| To do |
Since the copy must match the original, write out each record word for word, skipping only the pictures.

'''

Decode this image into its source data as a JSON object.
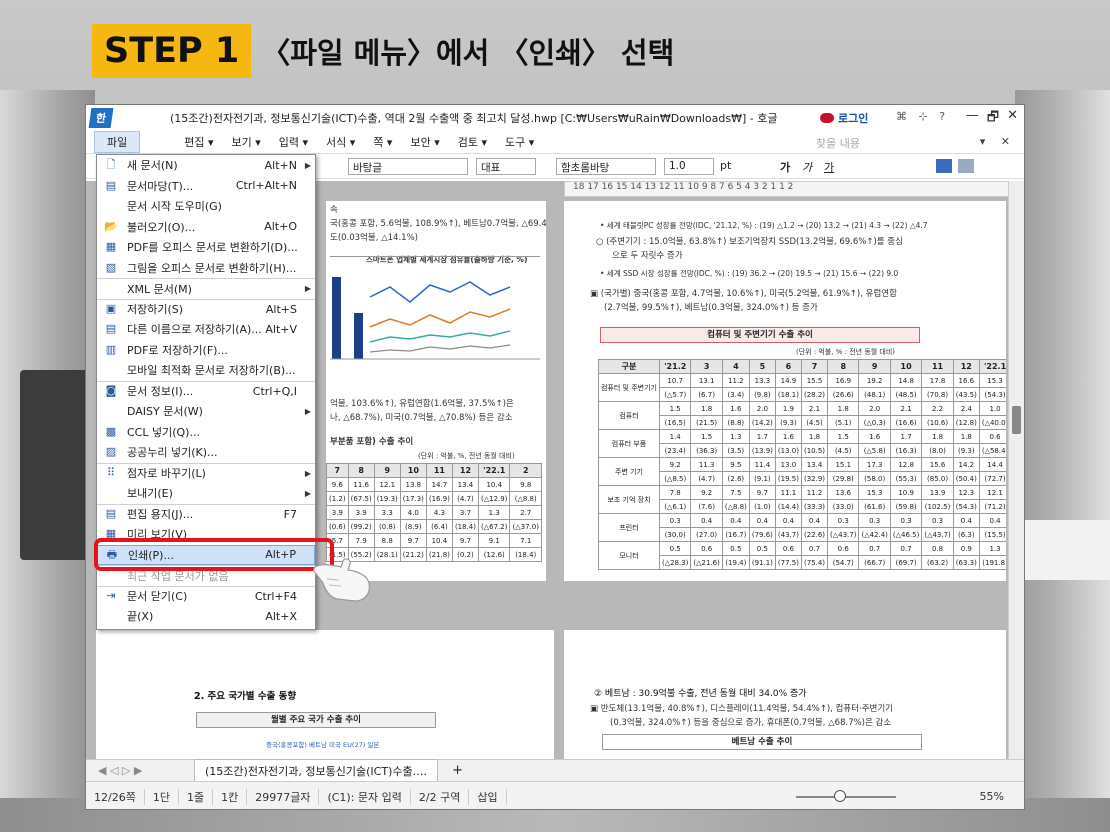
{
  "step": {
    "badge": "STEP 1",
    "instruction": "〈파일 메뉴〉에서 〈인쇄〉 선택"
  },
  "window": {
    "app_logo": "한",
    "title": "(15조간)전자전기과, 정보통신기술(ICT)수출, 역대 2월 수출액 중 최고치 달성.hwp [C:₩Users₩uRain₩Downloads₩] - 호글",
    "login": "로그인",
    "toolbar_icons": "⌘ ⊹ ?",
    "controls": [
      "—",
      "🗗",
      "✕"
    ]
  },
  "menubar": {
    "file": "파일",
    "items": [
      "편집 ▾",
      "보기 ▾",
      "입력 ▾",
      "서식 ▾",
      "쪽 ▾",
      "보안 ▾",
      "검토 ▾",
      "도구 ▾"
    ],
    "search_placeholder": "찾을 내용",
    "right": "▾ ✕"
  },
  "toolbar": {
    "style": "바탕글",
    "style2": "대표",
    "font": "함초롬바탕",
    "size": "1.0",
    "unit": "pt",
    "bold": "가",
    "italic": "가",
    "underline": "가"
  },
  "ruler": "18 17 16 15 14 13 12 11 10 9 8 7 6 5 4 3 2 1 1 2",
  "file_menu": [
    {
      "icon": "🗋",
      "label": "새 문서(N)",
      "shortcut": "Alt+N",
      "arrow": true,
      "sep": false,
      "disabled": false
    },
    {
      "icon": "▤",
      "label": "문서마당(T)...",
      "shortcut": "Ctrl+Alt+N",
      "arrow": false,
      "sep": false,
      "disabled": false
    },
    {
      "icon": "",
      "label": "문서 시작 도우미(G)",
      "shortcut": "",
      "arrow": false,
      "sep": false,
      "disabled": false
    },
    {
      "icon": "📂",
      "label": "불러오기(O)...",
      "shortcut": "Alt+O",
      "arrow": false,
      "sep": false,
      "disabled": false
    },
    {
      "icon": "▦",
      "label": "PDF를 오피스 문서로 변환하기(D)...",
      "shortcut": "",
      "arrow": false,
      "sep": false,
      "disabled": false
    },
    {
      "icon": "▧",
      "label": "그림을 오피스 문서로 변환하기(H)...",
      "shortcut": "",
      "arrow": false,
      "sep": false,
      "disabled": false
    },
    {
      "icon": "",
      "label": "XML 문서(M)",
      "shortcut": "",
      "arrow": true,
      "sep": true,
      "disabled": false
    },
    {
      "icon": "▣",
      "label": "저장하기(S)",
      "shortcut": "Alt+S",
      "arrow": false,
      "sep": true,
      "disabled": false
    },
    {
      "icon": "▤",
      "label": "다른 이름으로 저장하기(A)...",
      "shortcut": "Alt+V",
      "arrow": false,
      "sep": false,
      "disabled": false
    },
    {
      "icon": "▥",
      "label": "PDF로 저장하기(F)...",
      "shortcut": "",
      "arrow": false,
      "sep": false,
      "disabled": false
    },
    {
      "icon": "",
      "label": "모바일 최적화 문서로 저장하기(B)...",
      "shortcut": "",
      "arrow": false,
      "sep": false,
      "disabled": false
    },
    {
      "icon": "◙",
      "label": "문서 정보(I)...",
      "shortcut": "Ctrl+Q,I",
      "arrow": false,
      "sep": true,
      "disabled": false
    },
    {
      "icon": "",
      "label": "DAISY 문서(W)",
      "shortcut": "",
      "arrow": true,
      "sep": false,
      "disabled": false
    },
    {
      "icon": "▩",
      "label": "CCL 넣기(Q)...",
      "shortcut": "",
      "arrow": false,
      "sep": false,
      "disabled": false
    },
    {
      "icon": "▨",
      "label": "공공누리 넣기(K)...",
      "shortcut": "",
      "arrow": false,
      "sep": false,
      "disabled": false
    },
    {
      "icon": "⠿",
      "label": "점자로 바꾸기(L)",
      "shortcut": "",
      "arrow": true,
      "sep": true,
      "disabled": false
    },
    {
      "icon": "",
      "label": "보내기(E)",
      "shortcut": "",
      "arrow": true,
      "sep": false,
      "disabled": false
    },
    {
      "icon": "▤",
      "label": "편집 용지(J)...",
      "shortcut": "F7",
      "arrow": false,
      "sep": true,
      "disabled": false
    },
    {
      "icon": "▦",
      "label": "미리 보기(V)",
      "shortcut": "",
      "arrow": false,
      "sep": false,
      "disabled": false
    },
    {
      "icon": "🖶",
      "label": "인쇄(P)...",
      "shortcut": "Alt+P",
      "arrow": false,
      "sep": false,
      "disabled": false,
      "highlight": true
    },
    {
      "icon": "",
      "label": "최근 작업 문서가 없음",
      "shortcut": "",
      "arrow": false,
      "sep": true,
      "disabled": true
    },
    {
      "icon": "⇥",
      "label": "문서 닫기(C)",
      "shortcut": "Ctrl+F4",
      "arrow": false,
      "sep": true,
      "disabled": false
    },
    {
      "icon": "",
      "label": "끝(X)",
      "shortcut": "Alt+X",
      "arrow": false,
      "sep": false,
      "disabled": false
    }
  ],
  "page1": {
    "line1": "속",
    "line2": "국(홍콩 포함, 5.6억불, 108.9%↑), 베트남0.7억불, △69.4%),",
    "line3": "도(0.03억불, △14.1%)",
    "chart_caption": "스마트폰 업체별 세계시장 점유율(출하량 기준, %)",
    "line4": "억불, 103.6%↑), 유럽연합(1.6억불, 37.5%↑)은",
    "line5": "나, △68.7%), 미국(0.7억불, △70.8%) 등은 감소",
    "table_title": "부분품 포함) 수출 추이",
    "table_unit": "(단위 : 억불, %, 전년 동월 대비)"
  },
  "page2": {
    "bullet1": "• 세계 태블릿PC 성장률 전망(IDC, '21.12, %) : (19) △1.2 → (20) 13.2 → (21) 4.3 → (22) △4.7",
    "bullet2": "○ (주변기기 : 15.0억불, 63.8%↑) 보조기억장치 SSD(13.2억불, 69.6%↑)를 중심",
    "bullet2b": "으로 두 자릿수 증가",
    "bullet3": "• 세계 SSD 시장 성장률 전망(IDC, %) : (19) 36.2 → (20) 19.5 → (21) 15.6 → (22) 9.0",
    "bullet4": "▣ (국가별) 중국(홍콩 포함, 4.7억불, 10.6%↑), 미국(5.2억불, 61.9%↑), 유럽연합",
    "bullet4b": "(2.7억불, 99.5%↑), 베트남(0.3억불, 324.0%↑) 등 증가",
    "table_title": "컴퓨터 및 주변기기 수출 추이",
    "table_unit": "(단위 : 억불, % : 전년 동월 대비)"
  },
  "page3": {
    "heading": "2. 주요 국가별 수출 동향",
    "table_title": "월별 주요 국가 수출 추이",
    "legend": "중국(홍콩포함) 베트남 미국 EU(27) 일본"
  },
  "page4": {
    "heading": "② 베트남 : 30.9억불 수출, 전년 동월 대비 34.0% 증가",
    "line1": "▣ 반도체(13.1억불, 40.8%↑), 디스플레이(11.4억불, 54.4%↑), 컴퓨터·주변기기",
    "line2": "(0.3억불, 324.0%↑) 등을 중심으로 증가, 휴대폰(0.7억불, △68.7%)은 감소",
    "table_title": "베트남 수출 추이"
  },
  "tabbar": {
    "nav": "◀ ◁ ▷ ▶",
    "tab": "(15조간)전자전기과, 정보통신기술(ICT)수출.…",
    "add": "+"
  },
  "statusbar": {
    "page": "12/26쪽",
    "section": "1단",
    "line": "1줄",
    "col": "1칸",
    "chars": "29977글자",
    "mode": "(C1): 문자 입력",
    "area": "2/2 구역",
    "insert": "삽입",
    "zoom": "55%"
  }
}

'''

| Answer to this exercise |
Decode this image into its source data as a JSON object.
{
  "step": {
    "badge": "STEP 1",
    "instruction": "〈파일 메뉴〉에서 〈인쇄〉 선택"
  },
  "window": {
    "app_logo": "한",
    "title": "(15조간)전자전기과, 정보통신기술(ICT)수출, 역대 2월 수출액 중 최고치 달성.hwp [C:₩Users₩uRain₩Downloads₩] - 호글",
    "login": "로그인",
    "toolbar_icons": "⌘ ⊹ ?",
    "controls": [
      "—",
      "🗗",
      "✕"
    ]
  },
  "menubar": {
    "file": "파일",
    "items": [
      "편집 ▾",
      "보기 ▾",
      "입력 ▾",
      "서식 ▾",
      "쪽 ▾",
      "보안 ▾",
      "검토 ▾",
      "도구 ▾"
    ],
    "search_placeholder": "찾을 내용",
    "right": "▾ ✕"
  },
  "toolbar": {
    "style": "바탕글",
    "style2": "대표",
    "font": "함초롬바탕",
    "size": "1.0",
    "unit": "pt",
    "bold": "가",
    "italic": "가",
    "underline": "가"
  },
  "ruler": "18 17 16 15 14 13 12 11 10 9 8 7 6 5 4 3 2 1 1 2",
  "file_menu": [
    {
      "icon": "🗋",
      "label": "새 문서(N)",
      "shortcut": "Alt+N",
      "arrow": true,
      "sep": false,
      "disabled": false
    },
    {
      "icon": "▤",
      "label": "문서마당(T)...",
      "shortcut": "Ctrl+Alt+N",
      "arrow": false,
      "sep": false,
      "disabled": false
    },
    {
      "icon": "",
      "label": "문서 시작 도우미(G)",
      "shortcut": "",
      "arrow": false,
      "sep": false,
      "disabled": false
    },
    {
      "icon": "📂",
      "label": "불러오기(O)...",
      "shortcut": "Alt+O",
      "arrow": false,
      "sep": false,
      "disabled": false
    },
    {
      "icon": "▦",
      "label": "PDF를 오피스 문서로 변환하기(D)...",
      "shortcut": "",
      "arrow": false,
      "sep": false,
      "disabled": false
    },
    {
      "icon": "▧",
      "label": "그림을 오피스 문서로 변환하기(H)...",
      "shortcut": "",
      "arrow": false,
      "sep": false,
      "disabled": false
    },
    {
      "icon": "",
      "label": "XML 문서(M)",
      "shortcut": "",
      "arrow": true,
      "sep": true,
      "disabled": false
    },
    {
      "icon": "▣",
      "label": "저장하기(S)",
      "shortcut": "Alt+S",
      "arrow": false,
      "sep": true,
      "disabled": false
    },
    {
      "icon": "▤",
      "label": "다른 이름으로 저장하기(A)...",
      "shortcut": "Alt+V",
      "arrow": false,
      "sep": false,
      "disabled": false
    },
    {
      "icon": "▥",
      "label": "PDF로 저장하기(F)...",
      "shortcut": "",
      "arrow": false,
      "sep": false,
      "disabled": false
    },
    {
      "icon": "",
      "label": "모바일 최적화 문서로 저장하기(B)...",
      "shortcut": "",
      "arrow": false,
      "sep": false,
      "disabled": false
    },
    {
      "icon": "◙",
      "label": "문서 정보(I)...",
      "shortcut": "Ctrl+Q,I",
      "arrow": false,
      "sep": true,
      "disabled": false
    },
    {
      "icon": "",
      "label": "DAISY 문서(W)",
      "shortcut": "",
      "arrow": true,
      "sep": false,
      "disabled": false
    },
    {
      "icon": "▩",
      "label": "CCL 넣기(Q)...",
      "shortcut": "",
      "arrow": false,
      "sep": false,
      "disabled": false
    },
    {
      "icon": "▨",
      "label": "공공누리 넣기(K)...",
      "shortcut": "",
      "arrow": false,
      "sep": false,
      "disabled": false
    },
    {
      "icon": "⠿",
      "label": "점자로 바꾸기(L)",
      "shortcut": "",
      "arrow": true,
      "sep": true,
      "disabled": false
    },
    {
      "icon": "",
      "label": "보내기(E)",
      "shortcut": "",
      "arrow": true,
      "sep": false,
      "disabled": false
    },
    {
      "icon": "▤",
      "label": "편집 용지(J)...",
      "shortcut": "F7",
      "arrow": false,
      "sep": true,
      "disabled": false
    },
    {
      "icon": "▦",
      "label": "미리 보기(V)",
      "shortcut": "",
      "arrow": false,
      "sep": false,
      "disabled": false
    },
    {
      "icon": "🖶",
      "label": "인쇄(P)...",
      "shortcut": "Alt+P",
      "arrow": false,
      "sep": false,
      "disabled": false,
      "highlight": true
    },
    {
      "icon": "",
      "label": "최근 작업 문서가 없음",
      "shortcut": "",
      "arrow": false,
      "sep": true,
      "disabled": true
    },
    {
      "icon": "⇥",
      "label": "문서 닫기(C)",
      "shortcut": "Ctrl+F4",
      "arrow": false,
      "sep": true,
      "disabled": false
    },
    {
      "icon": "",
      "label": "끝(X)",
      "shortcut": "Alt+X",
      "arrow": false,
      "sep": false,
      "disabled": false
    }
  ],
  "page1": {
    "line1": "속",
    "line2": "국(홍콩 포함, 5.6억불, 108.9%↑), 베트남0.7억불, △69.4%),",
    "line3": "도(0.03억불, △14.1%)",
    "chart_caption": "스마트폰 업체별 세계시장 점유율(출하량 기준, %)",
    "line4": "억불, 103.6%↑), 유럽연합(1.6억불, 37.5%↑)은",
    "line5": "나, △68.7%), 미국(0.7억불, △70.8%) 등은 감소",
    "table_title": "부분품 포함) 수출 추이",
    "table_unit": "(단위 : 억불, %, 전년 동월 대비)"
  },
  "page2": {
    "bullet1": "• 세계 태블릿PC 성장률 전망(IDC, '21.12, %) : (19) △1.2 → (20) 13.2 → (21) 4.3 → (22) △4.7",
    "bullet2": "○ (주변기기 : 15.0억불, 63.8%↑) 보조기억장치 SSD(13.2억불, 69.6%↑)를 중심",
    "bullet2b": "으로 두 자릿수 증가",
    "bullet3": "• 세계 SSD 시장 성장률 전망(IDC, %) : (19) 36.2 → (20) 19.5 → (21) 15.6 → (22) 9.0",
    "bullet4": "▣ (국가별) 중국(홍콩 포함, 4.7억불, 10.6%↑), 미국(5.2억불, 61.9%↑), 유럽연합",
    "bullet4b": "(2.7억불, 99.5%↑), 베트남(0.3억불, 324.0%↑) 등 증가",
    "table_title": "컴퓨터 및 주변기기 수출 추이",
    "table_unit": "(단위 : 억불, % : 전년 동월 대비)"
  },
  "page3": {
    "heading": "2. 주요 국가별 수출 동향",
    "table_title": "월별 주요 국가 수출 추이",
    "legend": "중국(홍콩포함) 베트남 미국 EU(27) 일본"
  },
  "page4": {
    "heading": "② 베트남 : 30.9억불 수출, 전년 동월 대비 34.0% 증가",
    "line1": "▣ 반도체(13.1억불, 40.8%↑), 디스플레이(11.4억불, 54.4%↑), 컴퓨터·주변기기",
    "line2": "(0.3억불, 324.0%↑) 등을 중심으로 증가, 휴대폰(0.7억불, △68.7%)은 감소",
    "table_title": "베트남 수출 추이"
  },
  "tabbar": {
    "nav": "◀ ◁ ▷ ▶",
    "tab": "(15조간)전자전기과, 정보통신기술(ICT)수출.…",
    "add": "+"
  },
  "statusbar": {
    "page": "12/26쪽",
    "section": "1단",
    "line": "1줄",
    "col": "1칸",
    "chars": "29977글자",
    "mode": "(C1): 문자 입력",
    "area": "2/2 구역",
    "insert": "삽입",
    "zoom": "55%"
  }
}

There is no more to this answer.